Separating Admissibility from Reliability
A part of the decision also considers the hearsay rule in the context of electronically generated material. The fact that CDRs were in question made the court distinguish between electronic records automatically created and those requiring human intervention (a distinction conveniently read into the statute as I observed above). If, then, someone not involved in the creation of that record comes to depose about it, would their testimony be hit by the hearsay rule? To answer this, the Court highlights the importance of making an assertion while considering hearsay objections. It is one thing to say that I heard X say Y murdered him. But me stating the CDR adduced is created from a bug-free device does not have the same bearing. Hearsay questions the authenticity of the evidence - the authenticity of a CDR really doesn't depend on what the manager says but on the computer processes.
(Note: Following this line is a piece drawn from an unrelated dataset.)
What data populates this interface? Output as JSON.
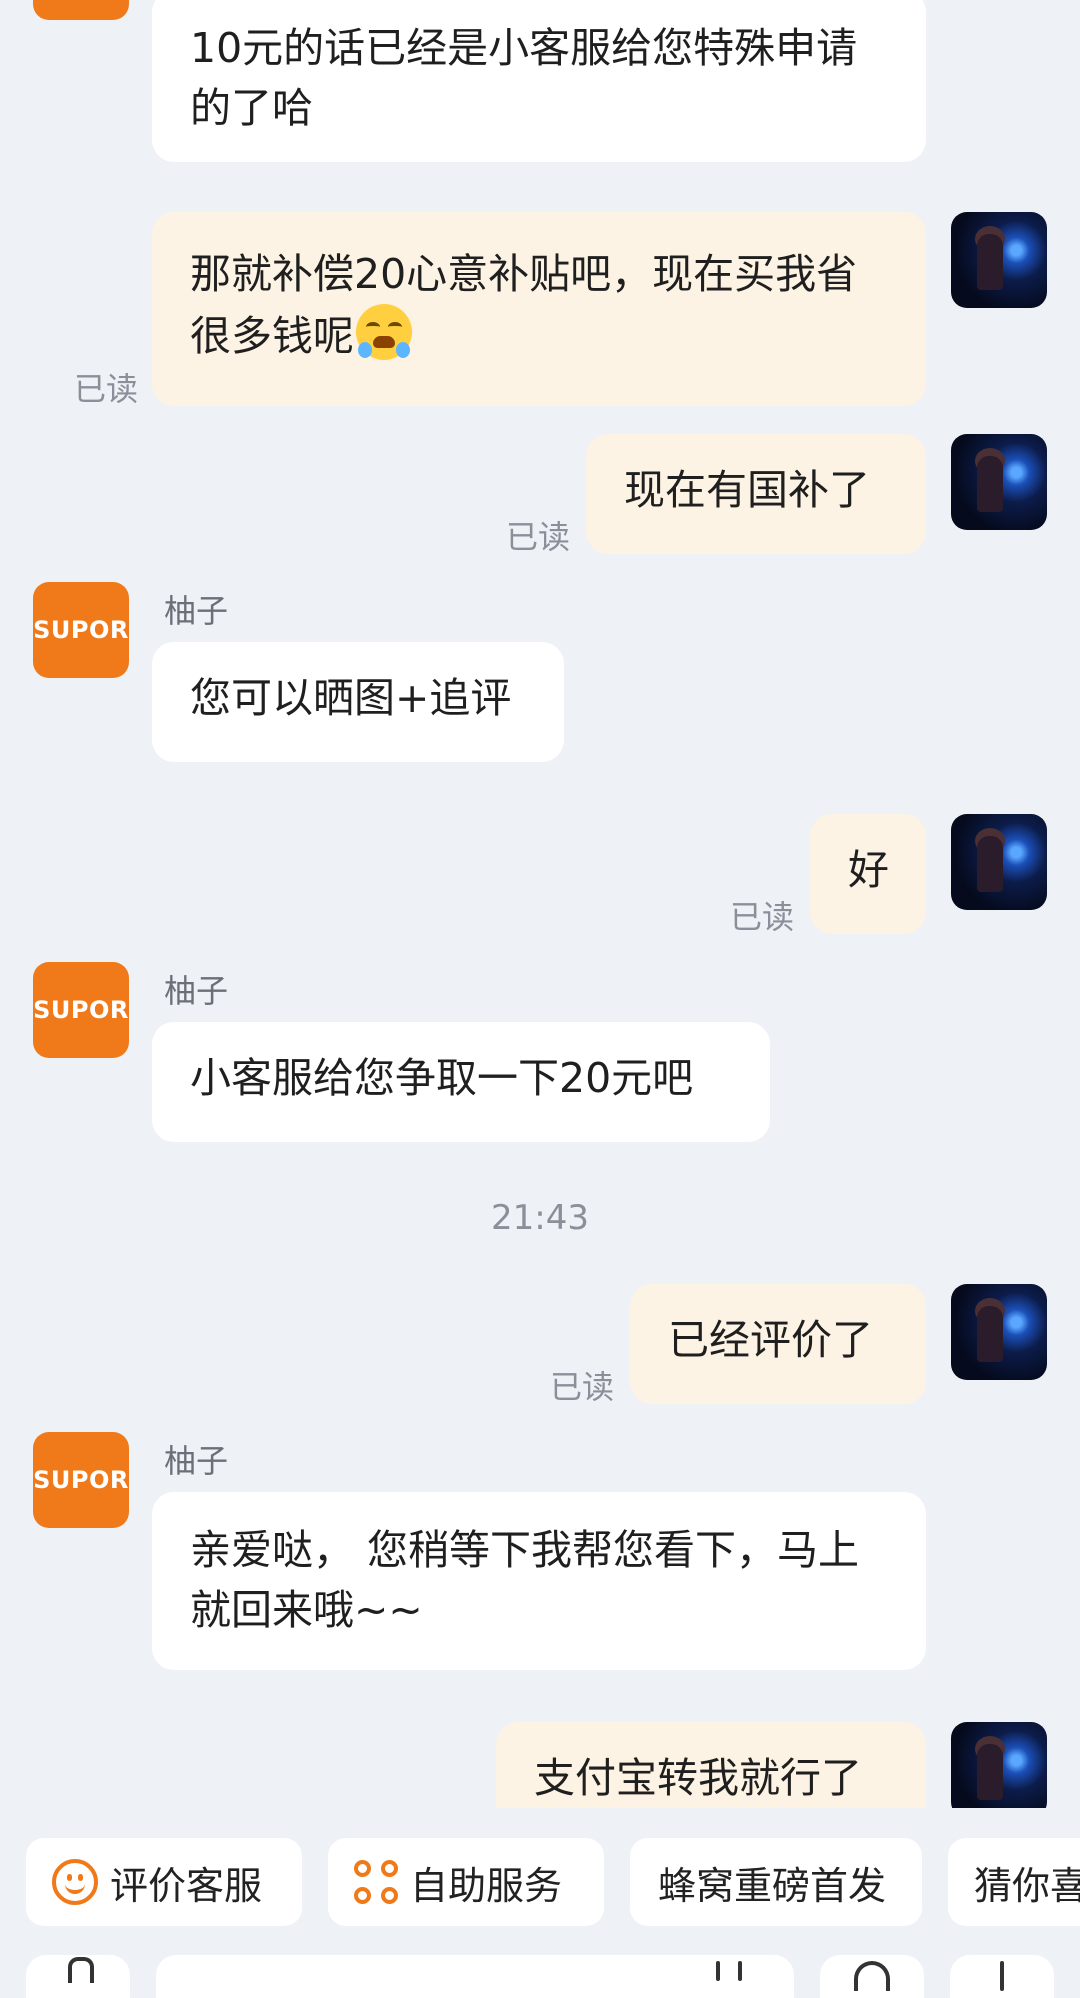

As Section 65-B raises questions of the accuracy of these processes, the Court cleverly uses this as a segue way to drive home the point that 65-B remains an issue of admissibility, not reliability. It stresses how compliance with Section 65-B is not the end of the picture; the reliability of the same is yet to be determined.

What to Make of this?
For one thing, it would be remarkable if this decision is not taken up to the Supreme Court given the stakes involved. As for the Court and its analysis, there appears a repetition of old faults. There is again a disregard for the statute. The interpretation of 65-B(5) seems clearly wrong to me, as the clause makes no allusion to differences between data automatically gathered and data fed by humans. Rather, it speaks of data being entered either directly into the computer or by way of another device (say a pen-drive), "with or without human intervention". This error may prove costly, as this difference of automatic vs. man-made data is pivotal to the conclusions arrived at. Here again I find no critical examination of whether 65-A and B exclude the other provisions altogether. One can perhaps wave this aside by virtue of Anvar controlling the field. It would have helped, though, if the Court followed the same ideas on what a 65-B certificate needs.

The Division Bench also disagreed with the idea that Anvar prescribed contemporaneous certificates although that understanding seemed most closely attuned to the judgment. I consider this disagreement, together with the general discussion on admissibility vs. reliability, very valuable and an attempt to steer the law back on course. The fact that Section 65-B was introduced to ease the process of introducing computer output as evidence seemed not lost on the Court, which sought to leave more touchy questions for the reliability stage. The treatment of CDRs and other data produced by automated processes as a separate class is in tune with the general aim of easing the use of such evidence in trials. [One may look at observations made by the UK Law Commission in 1993 on Hearsay in Civil Proceedings, where it considered the English equivalent of Section 65-B.] Perhaps most laudable is the attempt on part of the judges to reaffirm the lines drawn between separate phases of evidence during trial in a context [electronic evidence] where it seems those lines were drawn on sand. The hearsay discussion was important only for this purpose, and one hopes the Supreme Court soon adopts this position for it to get further legitimacy.


  1. Hi Sir,
    Kindly explain me how to give affidavit in case of own electronic devices like Mobile phones in which Whatsapp /Telegram Chat and Videos pertaining to the were discussed .

  2. Hi
    You need not file an affidavit under 65-B (unless this is the Commercial Courts Act). The document needs to mention (i) the details of the messages / chat / video (ii) how have you filed a copy in court (iii) the device on which the originals stored (iv) that the device with the originals is used by you and is in your control and is not malfunctioning in any way (v) that the copy you have filed is an accurate representation of the original.